◆ THE PROBLEM: Show every line of the records below that contains the word "IIBB".

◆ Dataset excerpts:
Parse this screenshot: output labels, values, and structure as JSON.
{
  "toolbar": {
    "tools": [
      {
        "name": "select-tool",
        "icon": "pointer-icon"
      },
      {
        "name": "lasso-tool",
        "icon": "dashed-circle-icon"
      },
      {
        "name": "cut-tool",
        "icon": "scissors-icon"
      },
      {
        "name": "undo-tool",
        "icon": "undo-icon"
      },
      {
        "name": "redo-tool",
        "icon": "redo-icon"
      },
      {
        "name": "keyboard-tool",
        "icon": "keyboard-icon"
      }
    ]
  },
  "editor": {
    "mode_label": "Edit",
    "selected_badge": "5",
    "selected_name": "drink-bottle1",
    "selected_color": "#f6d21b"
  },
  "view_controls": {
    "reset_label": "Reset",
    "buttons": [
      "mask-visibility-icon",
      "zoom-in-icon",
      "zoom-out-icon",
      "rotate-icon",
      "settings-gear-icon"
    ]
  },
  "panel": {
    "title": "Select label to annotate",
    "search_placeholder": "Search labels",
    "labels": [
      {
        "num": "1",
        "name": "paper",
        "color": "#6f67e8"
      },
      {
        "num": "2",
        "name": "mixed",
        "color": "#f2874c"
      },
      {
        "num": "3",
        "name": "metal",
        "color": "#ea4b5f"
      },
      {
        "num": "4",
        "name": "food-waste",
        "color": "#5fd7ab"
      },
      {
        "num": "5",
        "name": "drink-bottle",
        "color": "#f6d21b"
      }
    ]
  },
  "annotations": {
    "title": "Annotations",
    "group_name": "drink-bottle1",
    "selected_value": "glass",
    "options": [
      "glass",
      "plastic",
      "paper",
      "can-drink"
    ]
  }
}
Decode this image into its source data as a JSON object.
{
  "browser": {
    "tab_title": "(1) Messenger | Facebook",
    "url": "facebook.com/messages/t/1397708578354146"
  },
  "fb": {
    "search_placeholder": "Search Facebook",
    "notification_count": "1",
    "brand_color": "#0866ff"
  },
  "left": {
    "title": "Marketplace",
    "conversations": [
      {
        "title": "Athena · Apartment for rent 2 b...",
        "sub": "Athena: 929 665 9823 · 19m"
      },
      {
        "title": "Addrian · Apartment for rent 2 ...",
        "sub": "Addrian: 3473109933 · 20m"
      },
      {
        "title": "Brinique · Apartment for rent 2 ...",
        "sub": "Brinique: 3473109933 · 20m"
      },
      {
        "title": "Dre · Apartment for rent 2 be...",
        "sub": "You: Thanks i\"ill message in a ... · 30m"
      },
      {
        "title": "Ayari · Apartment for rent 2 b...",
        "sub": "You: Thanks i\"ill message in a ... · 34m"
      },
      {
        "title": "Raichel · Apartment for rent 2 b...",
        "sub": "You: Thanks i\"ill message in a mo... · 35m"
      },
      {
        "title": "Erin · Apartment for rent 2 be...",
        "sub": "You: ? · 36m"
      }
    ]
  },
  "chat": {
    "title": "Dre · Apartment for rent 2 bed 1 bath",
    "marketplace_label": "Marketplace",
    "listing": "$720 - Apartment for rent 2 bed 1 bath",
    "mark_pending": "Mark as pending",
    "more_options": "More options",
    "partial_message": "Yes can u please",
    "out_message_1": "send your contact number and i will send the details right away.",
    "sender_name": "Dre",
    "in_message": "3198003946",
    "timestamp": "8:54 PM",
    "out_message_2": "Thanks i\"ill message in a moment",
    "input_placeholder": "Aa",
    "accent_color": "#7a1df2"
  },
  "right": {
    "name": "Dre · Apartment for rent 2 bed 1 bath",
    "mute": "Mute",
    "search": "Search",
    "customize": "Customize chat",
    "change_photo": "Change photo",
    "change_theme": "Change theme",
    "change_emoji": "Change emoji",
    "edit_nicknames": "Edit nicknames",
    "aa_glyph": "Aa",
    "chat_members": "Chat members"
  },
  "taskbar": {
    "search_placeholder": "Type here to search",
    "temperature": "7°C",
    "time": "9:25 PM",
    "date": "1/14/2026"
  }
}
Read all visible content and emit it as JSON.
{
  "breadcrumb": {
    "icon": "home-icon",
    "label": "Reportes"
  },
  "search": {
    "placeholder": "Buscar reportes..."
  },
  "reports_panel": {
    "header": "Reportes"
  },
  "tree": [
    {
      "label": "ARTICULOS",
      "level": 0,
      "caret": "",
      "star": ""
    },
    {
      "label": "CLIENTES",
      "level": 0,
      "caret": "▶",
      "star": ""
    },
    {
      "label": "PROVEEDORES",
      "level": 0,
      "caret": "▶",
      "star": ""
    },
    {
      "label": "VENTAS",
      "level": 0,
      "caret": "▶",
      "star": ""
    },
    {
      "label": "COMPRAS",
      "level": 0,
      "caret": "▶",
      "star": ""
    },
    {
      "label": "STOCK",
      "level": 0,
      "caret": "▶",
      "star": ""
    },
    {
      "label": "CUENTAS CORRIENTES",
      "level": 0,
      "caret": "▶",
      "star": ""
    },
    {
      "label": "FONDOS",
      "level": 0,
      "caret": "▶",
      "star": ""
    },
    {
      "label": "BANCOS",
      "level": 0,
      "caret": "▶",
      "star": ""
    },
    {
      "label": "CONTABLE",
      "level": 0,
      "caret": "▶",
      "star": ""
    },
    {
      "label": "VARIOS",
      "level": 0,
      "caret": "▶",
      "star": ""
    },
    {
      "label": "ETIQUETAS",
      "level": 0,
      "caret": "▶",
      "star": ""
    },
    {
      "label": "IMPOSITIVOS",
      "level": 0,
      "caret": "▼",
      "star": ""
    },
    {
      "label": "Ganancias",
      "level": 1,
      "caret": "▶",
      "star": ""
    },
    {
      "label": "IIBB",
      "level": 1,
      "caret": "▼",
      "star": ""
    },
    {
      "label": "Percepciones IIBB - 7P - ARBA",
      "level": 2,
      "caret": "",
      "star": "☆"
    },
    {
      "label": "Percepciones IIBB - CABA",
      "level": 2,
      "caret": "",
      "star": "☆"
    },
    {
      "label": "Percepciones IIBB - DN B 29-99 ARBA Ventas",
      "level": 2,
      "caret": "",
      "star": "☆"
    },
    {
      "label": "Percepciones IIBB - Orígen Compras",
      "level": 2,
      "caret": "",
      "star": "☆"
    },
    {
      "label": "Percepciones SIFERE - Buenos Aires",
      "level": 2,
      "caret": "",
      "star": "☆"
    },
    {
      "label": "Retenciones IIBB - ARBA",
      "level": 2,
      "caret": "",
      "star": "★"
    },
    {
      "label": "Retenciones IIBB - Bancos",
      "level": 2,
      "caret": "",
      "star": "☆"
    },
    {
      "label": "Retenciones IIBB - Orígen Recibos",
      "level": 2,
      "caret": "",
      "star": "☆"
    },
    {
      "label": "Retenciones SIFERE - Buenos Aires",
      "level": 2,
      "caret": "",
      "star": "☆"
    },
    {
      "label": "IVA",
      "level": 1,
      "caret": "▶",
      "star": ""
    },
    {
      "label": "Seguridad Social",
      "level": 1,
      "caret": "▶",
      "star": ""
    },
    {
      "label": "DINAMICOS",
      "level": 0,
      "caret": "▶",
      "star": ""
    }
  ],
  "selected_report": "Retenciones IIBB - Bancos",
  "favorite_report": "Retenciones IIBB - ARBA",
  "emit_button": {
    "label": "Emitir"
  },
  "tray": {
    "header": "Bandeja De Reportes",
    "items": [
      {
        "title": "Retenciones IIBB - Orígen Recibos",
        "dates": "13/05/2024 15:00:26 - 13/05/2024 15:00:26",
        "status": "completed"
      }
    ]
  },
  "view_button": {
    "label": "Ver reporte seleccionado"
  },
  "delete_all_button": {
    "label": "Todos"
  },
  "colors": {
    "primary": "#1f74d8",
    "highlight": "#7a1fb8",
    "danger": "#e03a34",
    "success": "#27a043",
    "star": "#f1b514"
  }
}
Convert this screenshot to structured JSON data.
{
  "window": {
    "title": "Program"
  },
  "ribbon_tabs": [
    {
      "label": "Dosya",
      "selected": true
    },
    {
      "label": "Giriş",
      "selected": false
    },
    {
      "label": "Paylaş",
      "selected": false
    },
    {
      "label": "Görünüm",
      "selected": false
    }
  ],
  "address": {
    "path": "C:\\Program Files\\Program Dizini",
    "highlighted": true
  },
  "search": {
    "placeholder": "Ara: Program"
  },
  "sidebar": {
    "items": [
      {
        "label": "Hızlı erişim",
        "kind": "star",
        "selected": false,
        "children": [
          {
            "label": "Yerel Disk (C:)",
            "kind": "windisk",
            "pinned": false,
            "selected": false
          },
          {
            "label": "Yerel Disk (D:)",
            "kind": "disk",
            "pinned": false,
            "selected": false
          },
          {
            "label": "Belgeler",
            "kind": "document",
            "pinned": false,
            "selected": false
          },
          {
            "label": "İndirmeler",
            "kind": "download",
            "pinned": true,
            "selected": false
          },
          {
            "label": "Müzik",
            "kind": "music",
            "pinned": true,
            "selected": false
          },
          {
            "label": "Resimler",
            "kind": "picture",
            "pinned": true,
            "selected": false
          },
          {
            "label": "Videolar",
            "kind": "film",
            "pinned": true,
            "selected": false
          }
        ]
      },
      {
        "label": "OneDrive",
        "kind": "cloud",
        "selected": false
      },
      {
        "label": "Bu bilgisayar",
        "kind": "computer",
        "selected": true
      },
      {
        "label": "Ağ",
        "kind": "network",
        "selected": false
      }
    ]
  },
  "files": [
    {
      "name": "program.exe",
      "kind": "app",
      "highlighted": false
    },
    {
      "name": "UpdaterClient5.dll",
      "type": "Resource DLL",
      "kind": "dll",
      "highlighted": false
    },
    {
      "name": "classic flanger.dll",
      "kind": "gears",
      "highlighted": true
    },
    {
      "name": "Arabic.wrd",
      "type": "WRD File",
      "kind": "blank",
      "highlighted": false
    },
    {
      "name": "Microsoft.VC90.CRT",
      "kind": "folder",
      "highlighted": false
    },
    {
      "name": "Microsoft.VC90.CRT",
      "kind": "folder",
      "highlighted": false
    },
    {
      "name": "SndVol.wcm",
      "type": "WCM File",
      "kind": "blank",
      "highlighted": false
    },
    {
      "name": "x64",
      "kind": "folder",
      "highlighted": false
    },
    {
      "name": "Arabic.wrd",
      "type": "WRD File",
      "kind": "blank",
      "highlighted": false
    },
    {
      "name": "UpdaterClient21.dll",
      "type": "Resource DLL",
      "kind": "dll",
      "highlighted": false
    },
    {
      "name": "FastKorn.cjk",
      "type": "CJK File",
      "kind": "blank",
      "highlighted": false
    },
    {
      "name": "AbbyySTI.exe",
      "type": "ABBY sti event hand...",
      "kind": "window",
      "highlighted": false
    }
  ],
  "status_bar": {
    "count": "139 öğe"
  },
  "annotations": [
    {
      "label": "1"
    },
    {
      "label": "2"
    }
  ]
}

◆ RESPONSE:
      "label": "IIBB",
      "label": "Percepciones IIBB - 7P - ARBA",
      "label": "Percepciones IIBB - CABA",
      "label": "Percepciones IIBB - DN B 29-99 ARBA Ventas",
      "label": "Percepciones IIBB - Orígen Compras",
      "label": "Retenciones IIBB - ARBA",
      "label": "Retenciones IIBB - Bancos",
      "label": "Retenciones IIBB - Orígen Recibos",
  "selected_report": "Retenciones IIBB - Bancos",
  "favorite_report": "Retenciones IIBB - ARBA",
        "title": "Retenciones IIBB - Orígen Recibos",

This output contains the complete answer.